As the prevalence of the COVID-19 Delta variant and consequential lockdowns continue to have a devastating impact on Australian businesses, employers are asking whether it is possible to mandate the implementation of COVID-19 vaccines in their workplaces to protect their employees and safeguard ongoing business operations.
SPC became the first Australian Company to mandate vaccinations for all its 450 onsite staff and visitors with other major Australian companies such as Qantas, Telstra, Westpac and BHP following suit in recent weeks.
SPC staff were given until the 15 September 2021 to book their first dose of the vaccination or risk being barred from ongoing on-site work. SPC took the view that mandatory vaccinations were lawful and reasonable having regard to the Work Health and Safety (WHS) obligations of the company and its status as an ‘essential service’. An investigation by Work Safe Victoria earlier this month exonerated SPC from any wrongdoing, confirming that the issued direction on mandatory vaccinations was made in accordance with the company’s relevant work, health and safety obligations.
Can employers mandate employee vaccinations?
Employers have an obligation under model WHS laws to ensure so far as reasonably practicable the health and safety of their workers. This responsibility includes taking reasonable steps to minimise the risks of exposure to COVID-19 in the workplace. As such, employees have a duty to comply with their employer’s lawful and reasonable directions, which may include a mandate for vaccinations as a condition of work.

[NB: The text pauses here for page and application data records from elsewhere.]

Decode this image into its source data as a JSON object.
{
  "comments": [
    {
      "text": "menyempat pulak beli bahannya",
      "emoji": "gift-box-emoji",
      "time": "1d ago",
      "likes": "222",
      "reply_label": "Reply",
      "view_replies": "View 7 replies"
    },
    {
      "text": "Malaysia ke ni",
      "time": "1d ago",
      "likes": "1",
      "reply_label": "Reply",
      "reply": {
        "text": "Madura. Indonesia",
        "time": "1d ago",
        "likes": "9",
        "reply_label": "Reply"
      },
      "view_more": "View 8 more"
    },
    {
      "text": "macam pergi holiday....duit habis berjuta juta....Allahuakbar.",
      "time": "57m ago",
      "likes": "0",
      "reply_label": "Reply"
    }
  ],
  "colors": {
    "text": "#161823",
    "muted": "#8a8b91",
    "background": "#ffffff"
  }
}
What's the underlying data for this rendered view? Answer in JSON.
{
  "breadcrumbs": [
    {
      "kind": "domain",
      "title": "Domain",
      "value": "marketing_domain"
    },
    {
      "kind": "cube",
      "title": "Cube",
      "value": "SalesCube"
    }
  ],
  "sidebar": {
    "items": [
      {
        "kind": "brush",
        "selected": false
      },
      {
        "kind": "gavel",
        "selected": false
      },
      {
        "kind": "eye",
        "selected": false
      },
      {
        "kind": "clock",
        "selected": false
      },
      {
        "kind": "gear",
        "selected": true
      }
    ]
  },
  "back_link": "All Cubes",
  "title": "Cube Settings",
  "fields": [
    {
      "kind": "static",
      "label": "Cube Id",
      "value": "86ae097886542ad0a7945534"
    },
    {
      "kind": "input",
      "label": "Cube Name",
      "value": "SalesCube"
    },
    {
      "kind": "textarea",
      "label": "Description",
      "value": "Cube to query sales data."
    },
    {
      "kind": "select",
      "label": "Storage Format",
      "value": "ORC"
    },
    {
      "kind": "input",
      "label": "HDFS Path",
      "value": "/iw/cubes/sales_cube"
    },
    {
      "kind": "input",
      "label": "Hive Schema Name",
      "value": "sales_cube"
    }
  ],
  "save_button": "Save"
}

For a direction to be lawful, it must comply with any employment contract, award or agreement in place as well as any Commonwealth, state or territory law that applies including anti-discrimination law and privacy laws. The reasonableness of a mandatory vaccination initiative in a respective workplace will vary with regard to the ‘tier’ of work being performed and the likely risk of exposure to COVID-19.
The Fair Work Ombudsman recently confirmed that there is a four-tier system to determining the circumstances where it would be lawful and reasonable to mandate vaccinations for key industries:
- Tier 1 Employees are in direct threat of interacting with people at increased risk of being infected with the coronavirus such as hotel quarantine workers or border control workers
- Tier 2 Employees are required to have close contact with people who are particularly vulnerable to the health impacts of coronavirus, such as medical professionals and aged care workers
- Tier 3 Where there is an increased likelihood of employees interacting with customers, clients, or the general public during the course of employment, such as customer or client related employment
- Tier 4 Employees have minimal face-to-face interaction as part of their normal employment duties, such as working from home
The first two tiers are covered by most public health orders which mandate vaccinations for employees in these high-risk settings. The employers that fall within the Tier 3 category are required to assess whether introducing a mandatory vaccination policy to their employees will be lawful and reasonable in their specific circumstances, having regard to the risk of transmission within the workplace.
What does this mean for your Business?
In light of SPC’s recent directions to its employees and the increased strain that COVID-19 continues to place on Australian businesses generally, employers may now wish to consider whether a mandated vaccination policy is necessary and appropriate for their workplace.
Mellor Olsson strongly encourages businesses to undertake risk assessments to determine whether mandating COVID-19 vaccinations in the workplace would be a reasonably practicable measure to ensure ongoing workplace safety. If your business reasonably believes that such a control measure is necessary to protect to the health and safety of your employees, it should actively consult with employees to determine whether such control measures should be implemented and whether the circumstances of the business require the implementation of such a measure.
Once a risk assessment has been undertaken and you have identified whether your business has any vulnerable workers, having regard to the four tiers and the legal consequences of employment, privacy and anti-discrimination laws, it may be appropriate to issue a lawful and reasonable direction in respect to mandatory vaccinations.
If you would like assistance with reviewing the lawfulness and reasonableness of introducing such workplace vaccination policies for your business and your duties under relevant WHS laws, please contact our Employment and Workplace Team.